PROBLEM TO SOLVE ▸ Write out every entry exactly as it stands.

DATA SECTION ▸
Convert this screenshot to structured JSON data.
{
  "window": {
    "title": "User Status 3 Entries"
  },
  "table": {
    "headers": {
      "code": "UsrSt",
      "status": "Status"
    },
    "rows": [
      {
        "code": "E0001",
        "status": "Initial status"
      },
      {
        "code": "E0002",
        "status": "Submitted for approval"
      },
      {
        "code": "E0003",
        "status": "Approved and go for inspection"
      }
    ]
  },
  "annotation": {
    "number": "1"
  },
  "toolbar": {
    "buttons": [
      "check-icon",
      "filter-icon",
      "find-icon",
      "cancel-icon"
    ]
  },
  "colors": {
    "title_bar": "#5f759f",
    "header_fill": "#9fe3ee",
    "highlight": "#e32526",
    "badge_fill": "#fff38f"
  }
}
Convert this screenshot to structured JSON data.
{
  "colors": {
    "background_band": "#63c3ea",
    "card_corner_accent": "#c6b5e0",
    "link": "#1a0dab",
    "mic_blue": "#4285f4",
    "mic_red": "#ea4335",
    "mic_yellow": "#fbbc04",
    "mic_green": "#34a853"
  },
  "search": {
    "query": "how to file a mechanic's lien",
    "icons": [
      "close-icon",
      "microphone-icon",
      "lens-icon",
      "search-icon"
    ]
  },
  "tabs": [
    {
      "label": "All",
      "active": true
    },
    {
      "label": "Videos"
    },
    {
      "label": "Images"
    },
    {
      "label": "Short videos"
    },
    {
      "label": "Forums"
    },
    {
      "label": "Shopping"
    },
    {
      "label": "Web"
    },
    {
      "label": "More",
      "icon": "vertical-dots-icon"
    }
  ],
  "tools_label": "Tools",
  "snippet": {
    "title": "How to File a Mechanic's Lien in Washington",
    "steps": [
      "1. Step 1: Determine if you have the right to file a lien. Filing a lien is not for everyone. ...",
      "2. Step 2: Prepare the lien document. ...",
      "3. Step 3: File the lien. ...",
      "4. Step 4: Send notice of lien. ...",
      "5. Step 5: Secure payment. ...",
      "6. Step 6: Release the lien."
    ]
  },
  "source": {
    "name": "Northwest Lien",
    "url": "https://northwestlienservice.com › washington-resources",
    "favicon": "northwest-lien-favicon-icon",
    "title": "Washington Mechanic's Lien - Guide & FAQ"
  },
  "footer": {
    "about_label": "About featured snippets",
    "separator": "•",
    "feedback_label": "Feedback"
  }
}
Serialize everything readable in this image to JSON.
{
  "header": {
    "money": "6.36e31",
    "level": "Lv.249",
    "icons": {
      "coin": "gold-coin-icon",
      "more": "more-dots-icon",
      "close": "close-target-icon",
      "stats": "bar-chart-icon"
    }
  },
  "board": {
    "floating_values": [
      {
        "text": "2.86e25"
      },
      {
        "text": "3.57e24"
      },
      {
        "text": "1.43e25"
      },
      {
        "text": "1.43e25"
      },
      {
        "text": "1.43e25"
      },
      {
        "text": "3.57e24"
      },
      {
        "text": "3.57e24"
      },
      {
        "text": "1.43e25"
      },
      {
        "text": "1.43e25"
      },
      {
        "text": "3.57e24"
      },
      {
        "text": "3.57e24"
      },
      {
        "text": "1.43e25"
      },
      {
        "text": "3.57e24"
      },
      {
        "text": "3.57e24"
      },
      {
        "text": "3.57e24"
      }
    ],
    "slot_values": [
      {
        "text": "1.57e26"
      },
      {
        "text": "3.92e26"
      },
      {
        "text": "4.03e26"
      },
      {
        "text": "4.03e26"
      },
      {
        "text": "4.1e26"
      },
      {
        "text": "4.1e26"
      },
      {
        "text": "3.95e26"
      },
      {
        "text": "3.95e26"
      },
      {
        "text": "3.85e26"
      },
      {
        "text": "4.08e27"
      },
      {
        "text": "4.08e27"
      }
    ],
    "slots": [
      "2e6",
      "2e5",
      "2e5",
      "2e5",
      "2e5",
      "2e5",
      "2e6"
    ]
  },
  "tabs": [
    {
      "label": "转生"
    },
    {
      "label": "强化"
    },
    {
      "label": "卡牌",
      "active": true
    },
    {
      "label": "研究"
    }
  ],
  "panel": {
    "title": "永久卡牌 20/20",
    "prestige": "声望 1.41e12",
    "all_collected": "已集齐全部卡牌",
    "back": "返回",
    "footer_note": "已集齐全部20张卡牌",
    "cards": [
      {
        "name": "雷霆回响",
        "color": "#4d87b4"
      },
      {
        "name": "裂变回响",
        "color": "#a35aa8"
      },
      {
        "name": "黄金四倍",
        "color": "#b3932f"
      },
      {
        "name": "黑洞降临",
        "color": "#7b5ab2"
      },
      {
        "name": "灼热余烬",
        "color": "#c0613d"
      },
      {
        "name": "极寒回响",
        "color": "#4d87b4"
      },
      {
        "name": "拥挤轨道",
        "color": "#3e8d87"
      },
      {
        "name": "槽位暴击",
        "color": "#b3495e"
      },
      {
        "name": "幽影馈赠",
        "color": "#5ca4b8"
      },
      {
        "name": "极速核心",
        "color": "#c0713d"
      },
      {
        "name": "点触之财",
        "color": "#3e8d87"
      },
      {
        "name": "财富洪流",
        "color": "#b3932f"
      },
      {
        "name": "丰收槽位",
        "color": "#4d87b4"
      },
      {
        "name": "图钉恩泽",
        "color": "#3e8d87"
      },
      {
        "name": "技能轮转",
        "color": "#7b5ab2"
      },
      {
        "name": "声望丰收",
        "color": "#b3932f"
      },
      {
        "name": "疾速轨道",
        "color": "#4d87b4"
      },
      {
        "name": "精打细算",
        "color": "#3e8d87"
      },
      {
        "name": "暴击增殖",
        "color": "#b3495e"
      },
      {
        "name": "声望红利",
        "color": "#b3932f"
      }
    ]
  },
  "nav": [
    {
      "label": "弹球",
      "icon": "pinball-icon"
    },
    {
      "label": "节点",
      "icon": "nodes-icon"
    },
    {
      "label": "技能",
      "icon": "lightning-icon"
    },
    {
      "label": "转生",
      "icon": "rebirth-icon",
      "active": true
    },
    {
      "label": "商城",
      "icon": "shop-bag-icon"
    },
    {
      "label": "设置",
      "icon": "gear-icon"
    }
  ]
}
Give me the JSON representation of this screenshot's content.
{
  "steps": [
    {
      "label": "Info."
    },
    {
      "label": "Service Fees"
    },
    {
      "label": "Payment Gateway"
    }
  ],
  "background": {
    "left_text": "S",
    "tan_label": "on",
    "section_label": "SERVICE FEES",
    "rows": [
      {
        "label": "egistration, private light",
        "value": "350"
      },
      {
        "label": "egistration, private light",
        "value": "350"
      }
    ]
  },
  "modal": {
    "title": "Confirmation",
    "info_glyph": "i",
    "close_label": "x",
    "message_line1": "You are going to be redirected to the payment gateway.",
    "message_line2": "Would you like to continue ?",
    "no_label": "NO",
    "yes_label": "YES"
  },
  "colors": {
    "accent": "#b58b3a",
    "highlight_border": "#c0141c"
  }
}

RESULT FOR THIS EXERCISE ▸
Convert this screenshot to structured JSON data.
{
  "window": {
    "title": "User Status 3 Entries"
  },
  "table": {
    "headers": {
      "code": "UsrSt",
      "status": "Status"
    },
    "rows": [
      {
        "code": "E0001",
        "status": "Initial status"
      },
      {
        "code": "E0002",
        "status": "Submitted for approval"
      },
      {
        "code": "E0003",
        "status": "Approved and go for inspection"
      }
    ]
  },
  "annotation": {
    "number": "1"
  },
  "toolbar": {
    "buttons": [
      "check-icon",
      "filter-icon",
      "find-icon",
      "cancel-icon"
    ]
  },
  "colors": {
    "title_bar": "#5f759f",
    "header_fill": "#9fe3ee",
    "highlight": "#e32526",
    "badge_fill": "#fff38f"
  }
}
Convert this screenshot to structured JSON data.
{
  "colors": {
    "background_band": "#63c3ea",
    "card_corner_accent": "#c6b5e0",
    "link": "#1a0dab",
    "mic_blue": "#4285f4",
    "mic_red": "#ea4335",
    "mic_yellow": "#fbbc04",
    "mic_green": "#34a853"
  },
  "search": {
    "query": "how to file a mechanic's lien",
    "icons": [
      "close-icon",
      "microphone-icon",
      "lens-icon",
      "search-icon"
    ]
  },
  "tabs": [
    {
      "label": "All",
      "active": true
    },
    {
      "label": "Videos"
    },
    {
      "label": "Images"
    },
    {
      "label": "Short videos"
    },
    {
      "label": "Forums"
    },
    {
      "label": "Shopping"
    },
    {
      "label": "Web"
    },
    {
      "label": "More",
      "icon": "vertical-dots-icon"
    }
  ],
  "tools_label": "Tools",
  "snippet": {
    "title": "How to File a Mechanic's Lien in Washington",
    "steps": [
      "1. Step 1: Determine if you have the right to file a lien. Filing a lien is not for everyone. ...",
      "2. Step 2: Prepare the lien document. ...",
      "3. Step 3: File the lien. ...",
      "4. Step 4: Send notice of lien. ...",
      "5. Step 5: Secure payment. ...",
      "6. Step 6: Release the lien."
    ]
  },
  "source": {
    "name": "Northwest Lien",
    "url": "https://northwestlienservice.com › washington-resources",
    "favicon": "northwest-lien-favicon-icon",
    "title": "Washington Mechanic's Lien - Guide & FAQ"
  },
  "footer": {
    "about_label": "About featured snippets",
    "separator": "•",
    "feedback_label": "Feedback"
  }
}
Serialize everything readable in this image to JSON.
{
  "header": {
    "money": "6.36e31",
    "level": "Lv.249",
    "icons": {
      "coin": "gold-coin-icon",
      "more": "more-dots-icon",
      "close": "close-target-icon",
      "stats": "bar-chart-icon"
    }
  },
  "board": {
    "floating_values": [
      {
        "text": "2.86e25"
      },
      {
        "text": "3.57e24"
      },
      {
        "text": "1.43e25"
      },
      {
        "text": "1.43e25"
      },
      {
        "text": "1.43e25"
      },
      {
        "text": "3.57e24"
      },
      {
        "text": "3.57e24"
      },
      {
        "text": "1.43e25"
      },
      {
        "text": "1.43e25"
      },
      {
        "text": "3.57e24"
      },
      {
        "text": "3.57e24"
      },
      {
        "text": "1.43e25"
      },
      {
        "text": "3.57e24"
      },
      {
        "text": "3.57e24"
      },
      {
        "text": "3.57e24"
      }
    ],
    "slot_values": [
      {
        "text": "1.57e26"
      },
      {
        "text": "3.92e26"
      },
      {
        "text": "4.03e26"
      },
      {
        "text": "4.03e26"
      },
      {
        "text": "4.1e26"
      },
      {
        "text": "4.1e26"
      },
      {
        "text": "3.95e26"
      },
      {
        "text": "3.95e26"
      },
      {
        "text": "3.85e26"
      },
      {
        "text": "4.08e27"
      },
      {
        "text": "4.08e27"
      }
    ],
    "slots": [
      "2e6",
      "2e5",
      "2e5",
      "2e5",
      "2e5",
      "2e5",
      "2e6"
    ]
  },
  "tabs": [
    {
      "label": "转生"
    },
    {
      "label": "强化"
    },
    {
      "label": "卡牌",
      "active": true
    },
    {
      "label": "研究"
    }
  ],
  "panel": {
    "title": "永久卡牌 20/20",
    "prestige": "声望 1.41e12",
    "all_collected": "已集齐全部卡牌",
    "back": "返回",
    "footer_note": "已集齐全部20张卡牌",
    "cards": [
      {
        "name": "雷霆回响",
        "color": "#4d87b4"
      },
      {
        "name": "裂变回响",
        "color": "#a35aa8"
      },
      {
        "name": "黄金四倍",
        "color": "#b3932f"
      },
      {
        "name": "黑洞降临",
        "color": "#7b5ab2"
      },
      {
        "name": "灼热余烬",
        "color": "#c0613d"
      },
      {
        "name": "极寒回响",
        "color": "#4d87b4"
      },
      {
        "name": "拥挤轨道",
        "color": "#3e8d87"
      },
      {
        "name": "槽位暴击",
        "color": "#b3495e"
      },
      {
        "name": "幽影馈赠",
        "color": "#5ca4b8"
      },
      {
        "name": "极速核心",
        "color": "#c0713d"
      },
      {
        "name": "点触之财",
        "color": "#3e8d87"
      },
      {
        "name": "财富洪流",
        "color": "#b3932f"
      },
      {
        "name": "丰收槽位",
        "color": "#4d87b4"
      },
      {
        "name": "图钉恩泽",
        "color": "#3e8d87"
      },
      {
        "name": "技能轮转",
        "color": "#7b5ab2"
      },
      {
        "name": "声望丰收",
        "color": "#b3932f"
      },
      {
        "name": "疾速轨道",
        "color": "#4d87b4"
      },
      {
        "name": "精打细算",
        "color": "#3e8d87"
      },
      {
        "name": "暴击增殖",
        "color": "#b3495e"
      },
      {
        "name": "声望红利",
        "color": "#b3932f"
      }
    ]
  },
  "nav": [
    {
      "label": "弹球",
      "icon": "pinball-icon"
    },
    {
      "label": "节点",
      "icon": "nodes-icon"
    },
    {
      "label": "技能",
      "icon": "lightning-icon"
    },
    {
      "label": "转生",
      "icon": "rebirth-icon",
      "active": true
    },
    {
      "label": "商城",
      "icon": "shop-bag-icon"
    },
    {
      "label": "设置",
      "icon": "gear-icon"
    }
  ]
}
Give me the JSON representation of this screenshot's content.
{
  "steps": [
    {
      "label": "Info."
    },
    {
      "label": "Service Fees"
    },
    {
      "label": "Payment Gateway"
    }
  ],
  "background": {
    "left_text": "S",
    "tan_label": "on",
    "section_label": "SERVICE FEES",
    "rows": [
      {
        "label": "egistration, private light",
        "value": "350"
      },
      {
        "label": "egistration, private light",
        "value": "350"
      }
    ]
  },
  "modal": {
    "title": "Confirmation",
    "info_glyph": "i",
    "close_label": "x",
    "message_line1": "You are going to be redirected to the payment gateway.",
    "message_line2": "Would you like to continue ?",
    "no_label": "NO",
    "yes_label": "YES"
  },
  "colors": {
    "accent": "#b58b3a",
    "highlight_border": "#c0141c"
  }
}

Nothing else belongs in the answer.